TO DO
Filter the records down to the lines that hold the word "prefix", and copy each of those lines.
Segment Open
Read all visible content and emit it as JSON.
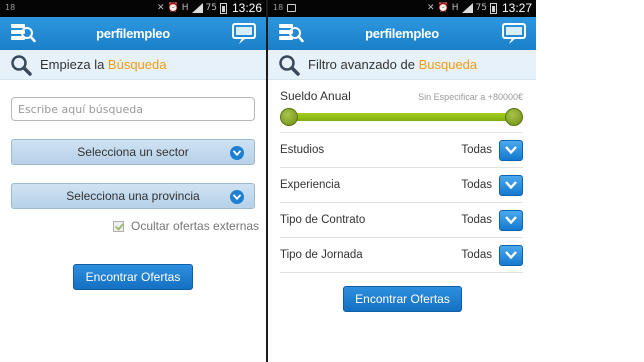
{
  "left_screen": {
    "status_bar": {
      "left_text": "18",
      "network": "H",
      "battery": "75",
      "time": "13:26"
    },
    "app_bar": {
      "brand": "perfilempleo"
    },
    "section": {
      "prefix": "Empieza la ",
      "accent": "Búsqueda",
      "accent_color": "#f39c12"
    },
    "search": {
      "placeholder": "Escribe aquí búsqueda",
      "value": ""
    },
    "sector_select": {
      "label": "Selecciona un sector"
    },
    "province_select": {
      "label": "Selecciona una provincia"
    },
    "hide_external": {
      "label": "Ocultar ofertas externas",
      "checked": true
    },
    "submit": {
      "label": "Encontrar Ofertas"
    }
  },
  "right_screen": {
    "status_bar": {
      "left_text": "18",
      "network": "H",
      "battery": "75",
      "time": "13:27"
    },
    "app_bar": {
      "brand": "perfilempleo"
    },
    "section": {
      "prefix": "Filtro avanzado de ",
      "accent": "Busqueda",
      "accent_color": "#f39c12"
    },
    "salary": {
      "label": "Sueldo Anual",
      "range_text": "Sin Especificar a +80000€",
      "slider_min_fraction": 0.0,
      "slider_max_fraction": 1.0
    },
    "filters": [
      {
        "label": "Estudios",
        "value": "Todas"
      },
      {
        "label": "Experiencia",
        "value": "Todas"
      },
      {
        "label": "Tipo de Contrato",
        "value": "Todas"
      },
      {
        "label": "Tipo de Jornada",
        "value": "Todas"
      }
    ],
    "submit": {
      "label": "Encontrar Ofertas"
    }
  },
  "colors": {
    "app_bar": "#1a7fc8",
    "accent": "#f39c12",
    "button": "#1470c2",
    "slider": "#8fbc14"
  },
  "icons": [
    "server-search-icon",
    "chat-bubble-icon",
    "search-magnifier-icon",
    "chevron-down-icon",
    "checkbox-check-icon",
    "mute-icon",
    "alarm-icon",
    "battery-icon",
    "signal-icon"
  ]
}
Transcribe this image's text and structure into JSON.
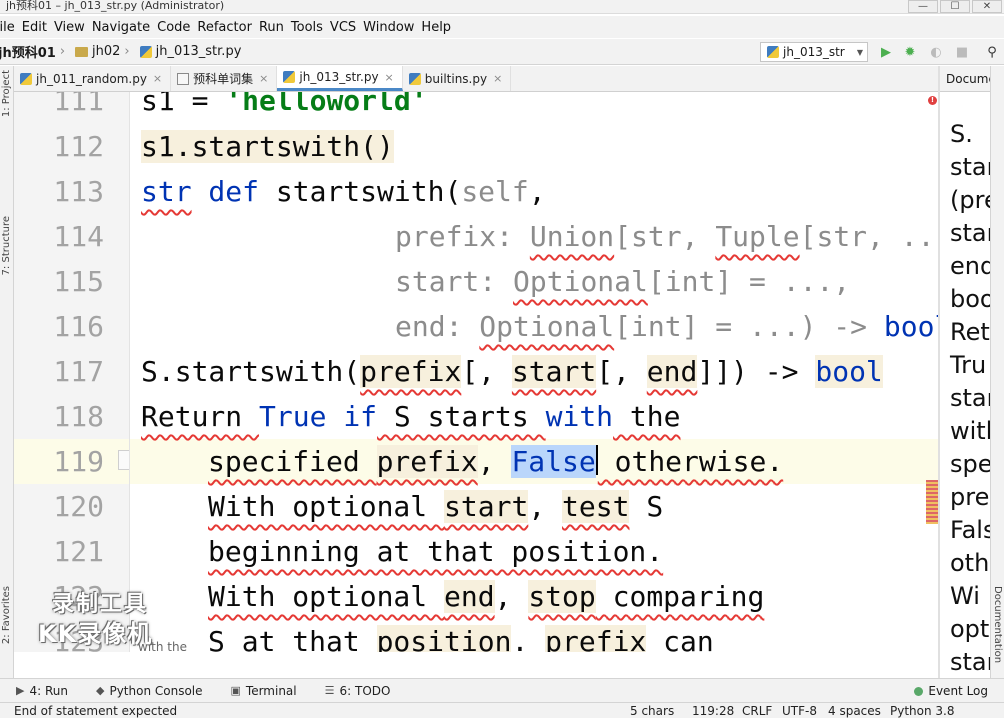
{
  "window": {
    "title": "jh预科01 – jh_013_str.py (Administrator)",
    "controls": [
      "—",
      "☐",
      "✕"
    ]
  },
  "menu": [
    "File",
    "Edit",
    "View",
    "Navigate",
    "Code",
    "Refactor",
    "Run",
    "Tools",
    "VCS",
    "Window",
    "Help"
  ],
  "breadcrumbs": {
    "project": "jh预科01",
    "folder": "jh02",
    "file": "jh_013_str.py"
  },
  "run_config": "jh_013_str",
  "tabs": [
    {
      "label": "jh_011_random.py",
      "active": false
    },
    {
      "label": "预科单词集",
      "active": false
    },
    {
      "label": "jh_013_str.py",
      "active": true
    },
    {
      "label": "builtins.py",
      "active": false
    }
  ],
  "editor": {
    "line_numbers": [
      "111",
      "112",
      "113",
      "114",
      "115",
      "116",
      "117",
      "118",
      "119",
      "120",
      "121",
      "122",
      "123"
    ],
    "current_line": "119",
    "lines": {
      "l111": {
        "a": "s1 = ",
        "b": "'helloworld'"
      },
      "l112": "s1.startswith()",
      "l113": {
        "a": "str",
        "b": " def ",
        "c": "startswith(",
        "d": "self",
        "e": ","
      },
      "l114": {
        "a": "prefix: ",
        "b": "Union",
        "c": "[str, ",
        "d": "Tuple",
        "e": "[str, ..."
      },
      "l115": {
        "a": "start: ",
        "b": "Optional",
        "c": "[int] = ...,"
      },
      "l116": {
        "a": "end: ",
        "b": "Optional",
        "c": "[int] = ...) -> ",
        "d": "bool"
      },
      "l117": {
        "a": "S.startswith(",
        "b": "prefix",
        "c": "[, ",
        "d": "start",
        "e": "[, ",
        "f": "end",
        "g": "]]) -> ",
        "h": "bool"
      },
      "l118": {
        "a": "Return ",
        "b": "True",
        "c": " ",
        "d": "if",
        "e": " S starts ",
        "f": "with",
        "g": " the"
      },
      "l119": {
        "a": "specified ",
        "b": "prefix",
        "c": ", ",
        "d": "False",
        "e": " otherwise."
      },
      "l120": {
        "a": "With optional ",
        "b": "start",
        "c": ", ",
        "d": "test",
        "e": " S"
      },
      "l121": "beginning at that position.",
      "l122": {
        "a": "With optional ",
        "b": "end",
        "c": ", ",
        "d": "stop",
        "e": " comparing"
      },
      "l123": {
        "a": "S at that ",
        "b": "position",
        "c": ". ",
        "d": "prefix",
        "e": " can"
      }
    },
    "hint": "with the"
  },
  "doc_panel": {
    "header": "Documentation",
    "lines": [
      "S.",
      "star",
      "(pre",
      "star",
      "end",
      "boo",
      "Ret",
      "Tru",
      "star",
      "with",
      "spe",
      "pre",
      "Fals",
      "oth",
      " Wi",
      "opt",
      "star"
    ]
  },
  "side_tools": {
    "left": [
      "1: Project",
      "7: Structure",
      "2: Favorites"
    ],
    "right": "Documentation"
  },
  "watermark": {
    "line1": "录制工具",
    "line2": "KK录像机"
  },
  "bottom_tools": [
    {
      "icon": "play-icon",
      "label": "4: Run"
    },
    {
      "icon": "python-console-icon",
      "label": "Python Console"
    },
    {
      "icon": "terminal-icon",
      "label": "Terminal"
    },
    {
      "icon": "todo-icon",
      "label": "6: TODO"
    }
  ],
  "event_log": "Event Log",
  "status": {
    "message": "End of statement expected",
    "selection": "5 chars",
    "position": "119:28",
    "line_sep": "CRLF",
    "encoding": "UTF-8",
    "indent": "4 spaces",
    "interpreter": "Python 3.8"
  }
}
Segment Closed
RESPONSE
      "prefix": "Empieza la ",
      "prefix": "Filtro avanzado de ",
        "a": "prefix: ",
        "b": "prefix",
        "b": "prefix",
        "d": "prefix",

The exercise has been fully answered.